Managing_export_risks_banner_new.jpg (1)

Risks vary significantly by country, with certain risks more pressing in some countries than others. Here we have provided a brief overview of the possible risks of doing business in some of Australia’s most popular export markets:


  • India is Australia’s fifth largest goods export market.
  • India’s large and young population coupled with a strong growth trajectory present significant opportunities for Australian business.
  • However, despite recent progress, per capita income and the business climate significantly lag regional peers.
  • The World Bank’s ease of doing business gauge ranks the Indian business climate 134th out of 189 economies. Enforcing contracts, paying taxes, starting a business, and gaining construction permits are particularly difficult.
  • The World Bank ranks India in the second bottom quartile for three dimensions of governance: control of corruption, regulatory quality, and government effectiveness. India scores in the lowest quartile for political stability and absence of violence.


South Korea

  • South Korea is Australia’s fourth largest trading partner.
  • South Korea scores well on creditworthiness, growth and ease of doing business.
  • South Korea’s business climate comes in at 5 out of 189 economies on the World Bank’s ease of doing business gauge. It outperforms most other advanced economies, although registering property is more difficult in Korea.
  • A key characteristic of Korea’s development has been the existence of Chaebols (a conglomerate of family-controlled firms) that participate in most areas of business. These firms exert considerable market power, which can pose problems for competing firms.
  • South Korea scores in the top 50% in all areas of governance, however it lags behind most other advanced economies.
  • Political stability and absence of violence scores are particularly low by developed world standards. Instability in North Korea poses the most significant security threat.
  • Two way trade will likely rise after both countries signed a free trade deal in April 2014, opening up opportunities in a range of industries



  • China overtook Japan to become Australia’s number one export destination in 2009
  • China outperforms its peers in East Asia and Pacific on creditworthiness and business climate
  • Economic growth is expected to moderate over the medium term but is still strong
  • The World Bank’s ease of doing business gauge — which attempts to measure regulation and red tape relevant to a domestic SME — ranks the Chinese business climate 96th out of 189 economies. It ranks the lowest on the measures of ease of registering property and enforcing contracts.
  • The World Bank ranks China in the second bottom quartile of economies for three dimensions of governance: rule of law; political stability and absence of violence; and control of corruption. China scores in the lowest quartile for voice and accountability.



  • Japan is our second largest export destination and trading partner
  • Japan is the world’s third largest economy after the US and China and has a credit rating and business climate on par with most developed countries, however economic growth is weak
  • Japan’s business climate is generally on par with most other advanced economies.
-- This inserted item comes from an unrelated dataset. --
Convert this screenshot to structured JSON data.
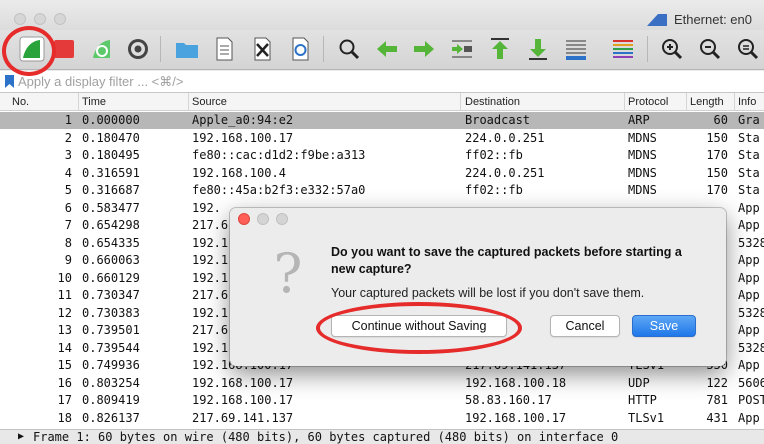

It ranks 29 out of 189 economies on the World Bank’s ease of doing business gauge. But paying tax is significantly more difficult in Japan.
  • Japan scores in the top quartile in all areas of governance. However, it underperforms peers on measures of regulatory quality.

Australia and Japan entered into a free trade agreement in Aril 2014. The FTA will allow more than 97% of Australian exports preferential treatment into Japanese markets

Export Finance Australia’s Country Profiles provide more information on the risks of doing business in a range of different markets around the world.

While it is important to be aware of the potential risks involved in exporting to these markets, there are some great opportunities for Australian SMEs looking to do business in Asia. With the new North Asia Free Trade Agreements (FTAs), there will be even more opportunities for Australian businesses looking to export to China, Korea and Japan. For more information on how your business could benefit from the FTAs, visit Austrade’s website [insert hyperlink: http://www.austrade.gov.au/Export/Free-Trade-Agreements].